**About this exercise:**
Reproduce the entries below exactly, but leave the pictures out.

"""

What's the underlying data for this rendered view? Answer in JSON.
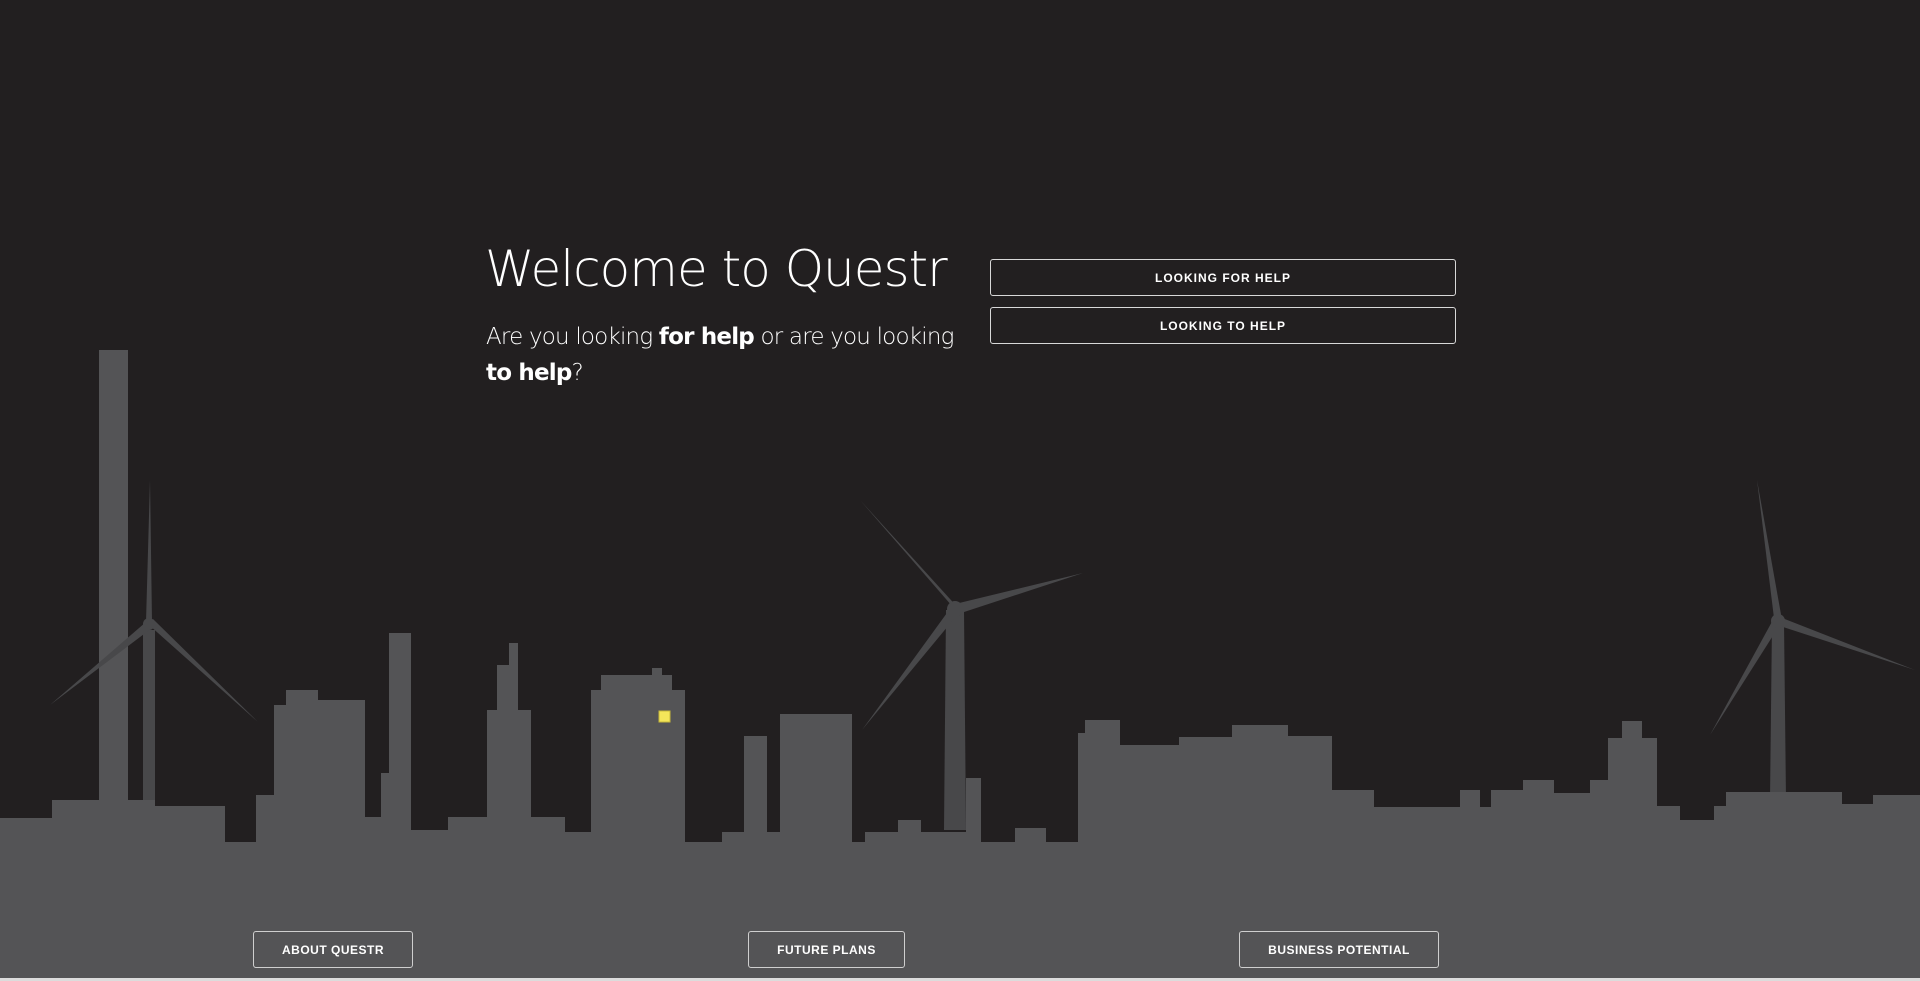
{
  "hero": {
    "title": "Welcome to Questr",
    "subtitle_part1": "Are you looking ",
    "subtitle_bold1": "for help",
    "subtitle_part2": " or are you looking ",
    "subtitle_bold2": "to help",
    "subtitle_part3": "?"
  },
  "choices": {
    "looking_for_help": "LOOKING FOR HELP",
    "looking_to_help": "LOOKING TO HELP"
  },
  "footer_nav": {
    "about": "ABOUT QUESTR",
    "future": "FUTURE PLANS",
    "business": "BUSINESS POTENTIAL"
  },
  "colors": {
    "background": "#221f20",
    "skyline": "#545456",
    "turbine": "#48484a",
    "window_light": "#f4e65a",
    "text": "#ffffff"
  }
}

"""

**Result for this task:**
What's the underlying data for this rendered view? Answer in JSON.
{
  "hero": {
    "title": "Welcome to Questr",
    "subtitle_part1": "Are you looking ",
    "subtitle_bold1": "for help",
    "subtitle_part2": " or are you looking ",
    "subtitle_bold2": "to help",
    "subtitle_part3": "?"
  },
  "choices": {
    "looking_for_help": "LOOKING FOR HELP",
    "looking_to_help": "LOOKING TO HELP"
  },
  "footer_nav": {
    "about": "ABOUT QUESTR",
    "future": "FUTURE PLANS",
    "business": "BUSINESS POTENTIAL"
  },
  "colors": {
    "background": "#221f20",
    "skyline": "#545456",
    "turbine": "#48484a",
    "window_light": "#f4e65a",
    "text": "#ffffff"
  }
}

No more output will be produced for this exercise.